PHOTOGRAPHIC ESSENCELESS I In today’s world there is a growing phenomenon of photography being used as a tool instead of being an intention. The purpose is no longer to take a photograph. A photograph is taken with the purpose of something. It’s taken to serve, not to be. For example, a wedding photographer takes every picture to capture the wedding, a fashion photographer takes pictures to represent the product and a documentary photographer takes pictures to capture an event. Sadly, this basis for photography does not end where the limits of the commercial realm end. After telling people that I do not do commercial work, they conclude I am a conceptual photographer. This insinuates I have an intention for each photograph I take and that I had an idea preceding the moment the picture itself was taken. The fact of the matter is that I believe the nature of photography is in the contrary process. I have referred to photography as a ‘medium’ many times, sadly using the definition given to it by those I now realize I strongly oppose. Photography itself is not a medium but an act. It’s an act of intuition that is not led by an idea but by an impulse. View the act of photography as the act of sex. The act of sex would naturally ‘serve’ to ensure the survival of a species, but only rarely is this the intention of the sex. The act of sex itself is generally the intention, without any goal of reproducing. It’s an intention that finds its origin in subconscious processes and can be referred to as an ‘urge’. People who disagree with this would often do so on religious grounds. These are religions that teach that sex itself should have a purpose rather than being the result of an urge that needs to be fulfilled. In the same way, these religions teach that humans themselves have acquired an intention before their being. They claim that people were ‘created’ with a goal in mind, rather than being a logical result of a stand-alone act. The same misconception has hurt photography. Photography is seen as a medium and photographs are seen as things created with a goal in mind. They are no longer accepted as the result of a stand-alone act, the ruins of a fulfilled urge. I strongly oppose the idea that they should be shot for something, not because of something. Taking pictures is something I do because I feel like doing so. This is why I take pictures, not whatfor. When I walk the streets I can feel visually provoked by something I see, after which I will point my camera and press the shutter. I don’t do this because I want to show other people what I saw or because I want to keep it for later. In fact, I don’t consider if it’s even valuable to take the picture. The picture is taken because I wanted to take it and this is the only context that can be given to it by default. Do not get confused and automatically assume the picture looks the way I wanted it to look, because the picture is not a visual intention but the result of an action. A picture almost always turns out differently than how I saw it, but it usually captures how I experienced the subject at the time of experiencing an ‘urge’. A picture might look blurry and this is hardly ever intended, but looking at it afterwards it makes sense that this is the way I experienced the subject. To further clarify: the image is blurred because I was walking quite fast, which embodies my experience of encountering the subject even better than an image without motion would have done.

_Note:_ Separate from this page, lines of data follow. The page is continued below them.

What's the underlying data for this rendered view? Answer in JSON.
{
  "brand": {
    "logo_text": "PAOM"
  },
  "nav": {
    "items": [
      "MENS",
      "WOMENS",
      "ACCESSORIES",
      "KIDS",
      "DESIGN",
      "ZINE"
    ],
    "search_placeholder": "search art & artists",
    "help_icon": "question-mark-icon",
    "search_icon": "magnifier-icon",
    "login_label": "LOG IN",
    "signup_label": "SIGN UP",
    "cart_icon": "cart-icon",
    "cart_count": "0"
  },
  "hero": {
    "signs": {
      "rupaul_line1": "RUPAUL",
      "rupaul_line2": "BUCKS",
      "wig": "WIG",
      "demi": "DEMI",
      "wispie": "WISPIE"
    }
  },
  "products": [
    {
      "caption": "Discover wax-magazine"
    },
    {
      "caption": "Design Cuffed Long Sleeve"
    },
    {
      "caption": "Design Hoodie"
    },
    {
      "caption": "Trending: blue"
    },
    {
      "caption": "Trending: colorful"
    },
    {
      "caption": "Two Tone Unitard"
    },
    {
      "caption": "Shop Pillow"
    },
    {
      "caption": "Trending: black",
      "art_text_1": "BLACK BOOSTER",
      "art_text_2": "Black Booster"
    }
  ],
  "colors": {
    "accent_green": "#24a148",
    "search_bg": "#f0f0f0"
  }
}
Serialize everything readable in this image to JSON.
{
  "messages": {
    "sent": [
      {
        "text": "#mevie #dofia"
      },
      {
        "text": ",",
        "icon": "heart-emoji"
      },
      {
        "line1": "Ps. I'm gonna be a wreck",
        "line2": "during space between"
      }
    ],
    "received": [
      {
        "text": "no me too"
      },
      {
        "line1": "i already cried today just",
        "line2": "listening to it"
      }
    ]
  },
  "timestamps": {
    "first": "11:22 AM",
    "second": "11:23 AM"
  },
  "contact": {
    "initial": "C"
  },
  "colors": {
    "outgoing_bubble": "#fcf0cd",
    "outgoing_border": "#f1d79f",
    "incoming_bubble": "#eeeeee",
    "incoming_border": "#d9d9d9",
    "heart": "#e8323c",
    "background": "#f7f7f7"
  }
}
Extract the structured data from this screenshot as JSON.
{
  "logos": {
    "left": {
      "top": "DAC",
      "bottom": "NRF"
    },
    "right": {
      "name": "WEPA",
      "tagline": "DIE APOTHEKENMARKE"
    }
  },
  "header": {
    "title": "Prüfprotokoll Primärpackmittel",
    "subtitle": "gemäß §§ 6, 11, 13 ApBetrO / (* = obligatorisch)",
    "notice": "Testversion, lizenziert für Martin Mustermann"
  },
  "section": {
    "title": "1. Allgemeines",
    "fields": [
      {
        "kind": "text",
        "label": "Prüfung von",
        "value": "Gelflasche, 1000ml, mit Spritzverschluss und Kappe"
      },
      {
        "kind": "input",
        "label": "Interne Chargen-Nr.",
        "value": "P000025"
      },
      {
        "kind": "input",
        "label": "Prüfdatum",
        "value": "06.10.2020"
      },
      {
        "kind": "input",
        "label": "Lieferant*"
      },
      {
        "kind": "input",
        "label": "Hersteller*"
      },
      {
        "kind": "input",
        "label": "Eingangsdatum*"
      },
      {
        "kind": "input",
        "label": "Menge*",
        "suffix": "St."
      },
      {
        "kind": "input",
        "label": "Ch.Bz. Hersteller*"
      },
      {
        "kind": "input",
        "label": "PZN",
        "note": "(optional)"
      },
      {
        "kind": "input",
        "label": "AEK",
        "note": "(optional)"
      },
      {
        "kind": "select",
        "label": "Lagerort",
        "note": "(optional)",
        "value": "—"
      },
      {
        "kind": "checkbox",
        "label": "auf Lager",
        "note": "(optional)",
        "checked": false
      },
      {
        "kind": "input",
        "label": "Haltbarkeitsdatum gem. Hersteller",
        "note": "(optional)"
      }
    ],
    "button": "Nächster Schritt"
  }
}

PHOTOGRAPHIC ESSENCELESS II Now that we have neglected the idea of photographs having an essence before acquiring an existence, it leaves us with one question: when do photographs acquire an essence? Maybe this is a bad question given that we have ruled out the moment before they are taken, so it must be after they are taken. It may sound very logical, but this initial purposeless of my photographs is something that, at certain times, confronts me more than the initial purposeless of my own life. For me the beauty is that this is the point where finally me and my pictures begin to merge. As a human being I suffer from the same lack of given essence as my own photographs do, yet both me and my photographs acquire some sort of essence once a book is created and work starts getting published. To the rest of the world this is where I become ‘a photographer’, because they can see the results of my photographic urges. Along the same line, this is where my pictures themselves become testaments to the moments I felt like pressing the shutter. When I have my pictures combined, the context in which I place them may give them an essence. They start to serve a purpose because I give this to them afterwards, for example by being part of a series. This might be a ‘project’ where I take pictures of prostitutes, but the word project does not correctly verbalize the way the pictures were taken. The series came to be because prostitutes asked me for sex, to which my response was impulsively asking them for pictures instead. I got addicted to this experience and thus repeated it. Not to make a series, but simply because I couldn’t stop doing it. Afterwards I label it as a series, publish it as a series and the pictures serve a purpose as a part of this. I have given my photographs an essence by giving them this new contextualized place within my body of work. They get placed as dots, every single one as important as the others because together they connect the line of my experiences. The photographs then start giving something back to me, they give my existence an essence: that of being a photographer. They contextualize me in the same way that I choose to contextualize them. Indirectly the photographer ends up giving meaning to his own existence by repeating a meaningless act over and over again, yet being so fascinated by this action that it does not stop him from doing so. Jamèl van de Pas May 2017